In cities, successful outdoor spaces require a balance between openness and density that leaves some room for whim, even wandering. Purely commercial development, on the other hand, follows a deterministic model, in which shoppers are guided by the architecture to behave, and spend, in predictable ways. Unless Related and Gehry can figure out a way to carve out more undedicated space on the lower levels, this project will have trouble reaching its civic potential.
That space doesn’t have to be a grand plaza with sculptures and a fountain. Gehry and Webb pushed, for example, for an escalator at the corner of 2nd and Olive that would open that edge of the development and draw pedestrians in and through the project. Related, which would prefer that most of its customers arrive by car or from Disney Hall, insisted that the escalator be built several yards north, away from the corner, and that it take visitors directly into a bookstore that will occupy a multilevel space there. You can guess where the escalator wound up.
Even on the main plaza, opening up from the sidewalk along Grand, there are spots where the design could take a more public stance. The axis running through the plaza from 1st to 2nd streets, which will become a crucial passageway leading to the new civic park if the Stanley Mosk Courthouse is eventually relocated, is too cramped, for example, as is the staircase leading down to 1st Street.
These are the decisions that determine how a new development greets the city and, in turn, how it helps shape the neighborhood around it. Indeed, what seemed to make this project more promising than all the other starry-eyed plans to remake Bunker Hill over the last half century is that its goals -- Broad’s references to the Champs Elysees notwithstanding -- seemed practicable.
Instead of seeking to turn downtown into the absolute center of Los Angeles, the elusive aim of those much-hyped earlier projects, it appeared this one might focus on making downtown more vital and friendlier to pedestrians and on knitting together its collection of architectural icons. Once Gehry, who was part of a design team that nearly won a Grand Avenue competition in 1979, was on board, those goals seemed more reachable.
The stakes in this project are high not just for L.A. but also nationally, because it offers a crucial test for the public-private partnership model that is coming to dominate city-making in this country. The government’s commitment to the public realm -- even the phrase sounds creakingly archaic these days -- has withered to almost nothing.
Instead we are experimenting with a new approach that asks developers to build quasi-public space, ringed with retail, in exchange for land, streamlined approval or help with the bottom line. If Gehry, who has amassed more cultural capital for negotiating with developers than any other architect in the country, can’t make the method work in his own backyard, it’s hard to imagine it succeeding anywhere.
“You have to pay for the public life,” the late architect Charles Moore suggested in a prescient 1965 essay, just as this shift in American culture was emerging.

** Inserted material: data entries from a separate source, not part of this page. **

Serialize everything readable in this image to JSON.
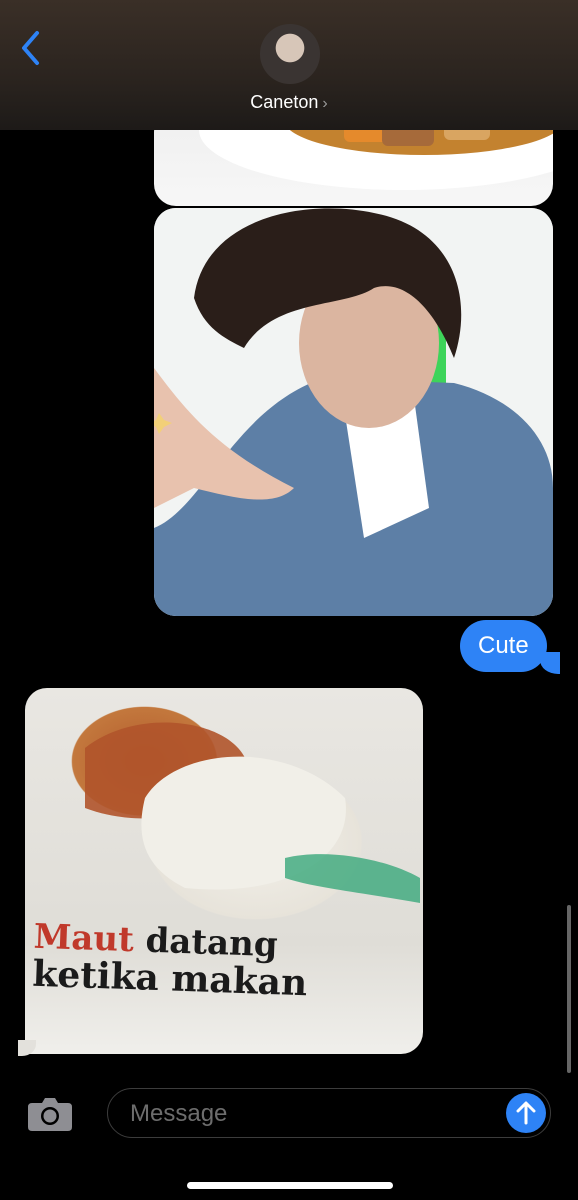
{
  "header": {
    "contact_name": "Caneton",
    "chevron": "›"
  },
  "messages": {
    "sent_text": "Cute"
  },
  "newspaper": {
    "headline_red": "Maut",
    "headline_1_rest": " datang",
    "headline_2": "ketika makan"
  },
  "input": {
    "placeholder": "Message"
  },
  "icons": {
    "back": "chevron-left-icon",
    "camera": "camera-icon",
    "send": "arrow-up-icon"
  },
  "colors": {
    "accent": "#2e83f6",
    "background": "#000000"
  }
}
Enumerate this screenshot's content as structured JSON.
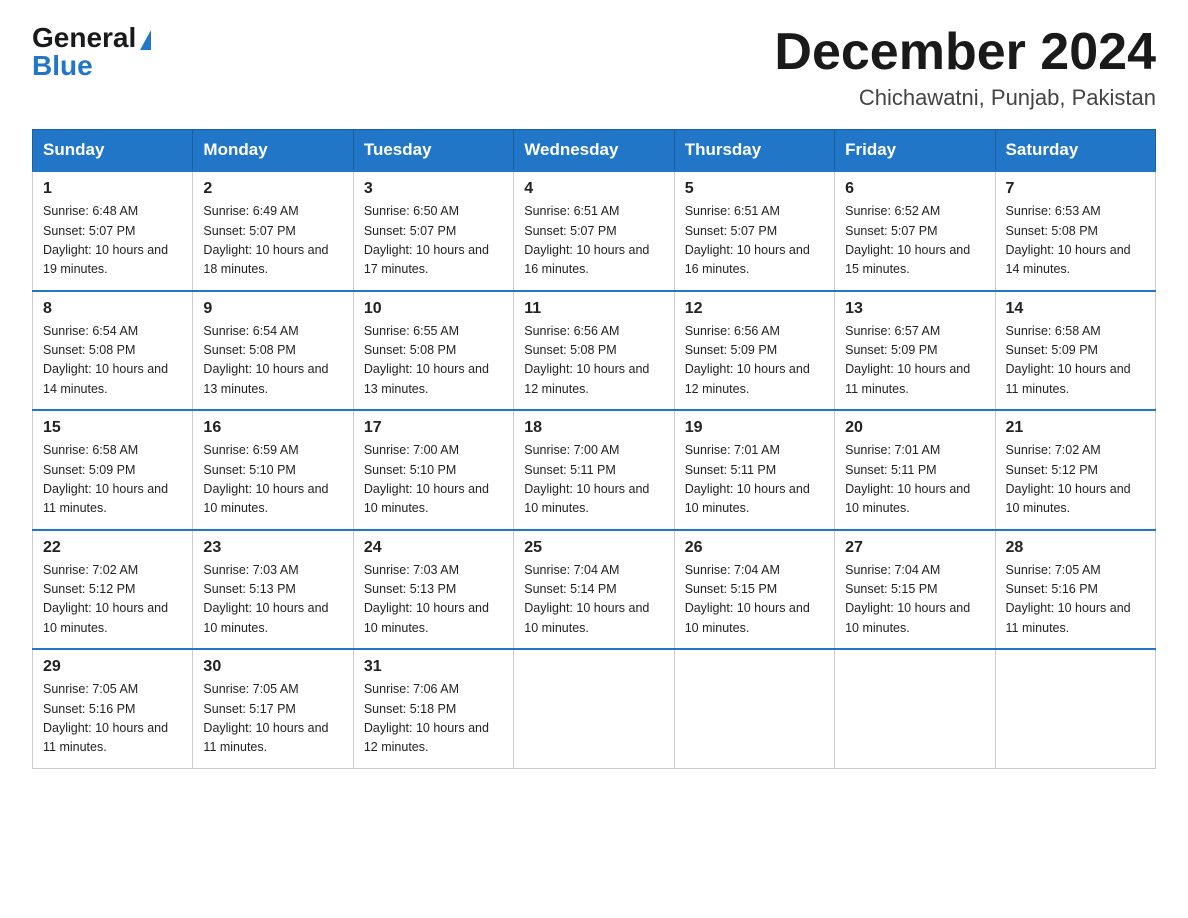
{
  "logo": {
    "general": "General",
    "blue": "Blue"
  },
  "title": "December 2024",
  "location": "Chichawatni, Punjab, Pakistan",
  "days_header": [
    "Sunday",
    "Monday",
    "Tuesday",
    "Wednesday",
    "Thursday",
    "Friday",
    "Saturday"
  ],
  "weeks": [
    [
      {
        "day": 1,
        "sunrise": "6:48 AM",
        "sunset": "5:07 PM",
        "daylight": "10 hours and 19 minutes."
      },
      {
        "day": 2,
        "sunrise": "6:49 AM",
        "sunset": "5:07 PM",
        "daylight": "10 hours and 18 minutes."
      },
      {
        "day": 3,
        "sunrise": "6:50 AM",
        "sunset": "5:07 PM",
        "daylight": "10 hours and 17 minutes."
      },
      {
        "day": 4,
        "sunrise": "6:51 AM",
        "sunset": "5:07 PM",
        "daylight": "10 hours and 16 minutes."
      },
      {
        "day": 5,
        "sunrise": "6:51 AM",
        "sunset": "5:07 PM",
        "daylight": "10 hours and 16 minutes."
      },
      {
        "day": 6,
        "sunrise": "6:52 AM",
        "sunset": "5:07 PM",
        "daylight": "10 hours and 15 minutes."
      },
      {
        "day": 7,
        "sunrise": "6:53 AM",
        "sunset": "5:08 PM",
        "daylight": "10 hours and 14 minutes."
      }
    ],
    [
      {
        "day": 8,
        "sunrise": "6:54 AM",
        "sunset": "5:08 PM",
        "daylight": "10 hours and 14 minutes."
      },
      {
        "day": 9,
        "sunrise": "6:54 AM",
        "sunset": "5:08 PM",
        "daylight": "10 hours and 13 minutes."
      },
      {
        "day": 10,
        "sunrise": "6:55 AM",
        "sunset": "5:08 PM",
        "daylight": "10 hours and 13 minutes."
      },
      {
        "day": 11,
        "sunrise": "6:56 AM",
        "sunset": "5:08 PM",
        "daylight": "10 hours and 12 minutes."
      },
      {
        "day": 12,
        "sunrise": "6:56 AM",
        "sunset": "5:09 PM",
        "daylight": "10 hours and 12 minutes."
      },
      {
        "day": 13,
        "sunrise": "6:57 AM",
        "sunset": "5:09 PM",
        "daylight": "10 hours and 11 minutes."
      },
      {
        "day": 14,
        "sunrise": "6:58 AM",
        "sunset": "5:09 PM",
        "daylight": "10 hours and 11 minutes."
      }
    ],
    [
      {
        "day": 15,
        "sunrise": "6:58 AM",
        "sunset": "5:09 PM",
        "daylight": "10 hours and 11 minutes."
      },
      {
        "day": 16,
        "sunrise": "6:59 AM",
        "sunset": "5:10 PM",
        "daylight": "10 hours and 10 minutes."
      },
      {
        "day": 17,
        "sunrise": "7:00 AM",
        "sunset": "5:10 PM",
        "daylight": "10 hours and 10 minutes."
      },
      {
        "day": 18,
        "sunrise": "7:00 AM",
        "sunset": "5:11 PM",
        "daylight": "10 hours and 10 minutes."
      },
      {
        "day": 19,
        "sunrise": "7:01 AM",
        "sunset": "5:11 PM",
        "daylight": "10 hours and 10 minutes."
      },
      {
        "day": 20,
        "sunrise": "7:01 AM",
        "sunset": "5:11 PM",
        "daylight": "10 hours and 10 minutes."
      },
      {
        "day": 21,
        "sunrise": "7:02 AM",
        "sunset": "5:12 PM",
        "daylight": "10 hours and 10 minutes."
      }
    ],
    [
      {
        "day": 22,
        "sunrise": "7:02 AM",
        "sunset": "5:12 PM",
        "daylight": "10 hours and 10 minutes."
      },
      {
        "day": 23,
        "sunrise": "7:03 AM",
        "sunset": "5:13 PM",
        "daylight": "10 hours and 10 minutes."
      },
      {
        "day": 24,
        "sunrise": "7:03 AM",
        "sunset": "5:13 PM",
        "daylight": "10 hours and 10 minutes."
      },
      {
        "day": 25,
        "sunrise": "7:04 AM",
        "sunset": "5:14 PM",
        "daylight": "10 hours and 10 minutes."
      },
      {
        "day": 26,
        "sunrise": "7:04 AM",
        "sunset": "5:15 PM",
        "daylight": "10 hours and 10 minutes."
      },
      {
        "day": 27,
        "sunrise": "7:04 AM",
        "sunset": "5:15 PM",
        "daylight": "10 hours and 10 minutes."
      },
      {
        "day": 28,
        "sunrise": "7:05 AM",
        "sunset": "5:16 PM",
        "daylight": "10 hours and 11 minutes."
      }
    ],
    [
      {
        "day": 29,
        "sunrise": "7:05 AM",
        "sunset": "5:16 PM",
        "daylight": "10 hours and 11 minutes."
      },
      {
        "day": 30,
        "sunrise": "7:05 AM",
        "sunset": "5:17 PM",
        "daylight": "10 hours and 11 minutes."
      },
      {
        "day": 31,
        "sunrise": "7:06 AM",
        "sunset": "5:18 PM",
        "daylight": "10 hours and 12 minutes."
      },
      null,
      null,
      null,
      null
    ]
  ]
}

But even Moore might be surprised how steep the price has become.
Hawthorne is The Times’ architecture critic.